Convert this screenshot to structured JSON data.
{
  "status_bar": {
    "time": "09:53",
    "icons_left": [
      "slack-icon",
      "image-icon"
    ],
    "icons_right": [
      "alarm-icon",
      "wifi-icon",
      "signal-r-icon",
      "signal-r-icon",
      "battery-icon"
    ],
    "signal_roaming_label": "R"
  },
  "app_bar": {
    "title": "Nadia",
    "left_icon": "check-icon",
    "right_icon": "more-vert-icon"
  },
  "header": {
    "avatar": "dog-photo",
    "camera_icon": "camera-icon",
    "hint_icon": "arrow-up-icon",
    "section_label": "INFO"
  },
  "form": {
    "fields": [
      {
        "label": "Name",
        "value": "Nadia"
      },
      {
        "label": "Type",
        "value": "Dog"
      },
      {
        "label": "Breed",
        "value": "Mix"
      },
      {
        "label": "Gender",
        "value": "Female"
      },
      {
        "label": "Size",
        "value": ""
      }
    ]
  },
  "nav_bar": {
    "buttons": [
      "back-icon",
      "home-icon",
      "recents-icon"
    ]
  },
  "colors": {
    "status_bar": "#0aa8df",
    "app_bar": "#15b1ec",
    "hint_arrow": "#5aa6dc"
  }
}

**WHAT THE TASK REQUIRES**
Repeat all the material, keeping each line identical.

**SOLUTION BELOW**
Convert this screenshot to structured JSON data.
{
  "status_bar": {
    "time": "09:53",
    "icons_left": [
      "slack-icon",
      "image-icon"
    ],
    "icons_right": [
      "alarm-icon",
      "wifi-icon",
      "signal-r-icon",
      "signal-r-icon",
      "battery-icon"
    ],
    "signal_roaming_label": "R"
  },
  "app_bar": {
    "title": "Nadia",
    "left_icon": "check-icon",
    "right_icon": "more-vert-icon"
  },
  "header": {
    "avatar": "dog-photo",
    "camera_icon": "camera-icon",
    "hint_icon": "arrow-up-icon",
    "section_label": "INFO"
  },
  "form": {
    "fields": [
      {
        "label": "Name",
        "value": "Nadia"
      },
      {
        "label": "Type",
        "value": "Dog"
      },
      {
        "label": "Breed",
        "value": "Mix"
      },
      {
        "label": "Gender",
        "value": "Female"
      },
      {
        "label": "Size",
        "value": ""
      }
    ]
  },
  "nav_bar": {
    "buttons": [
      "back-icon",
      "home-icon",
      "recents-icon"
    ]
  },
  "colors": {
    "status_bar": "#0aa8df",
    "app_bar": "#15b1ec",
    "hint_arrow": "#5aa6dc"
  }
}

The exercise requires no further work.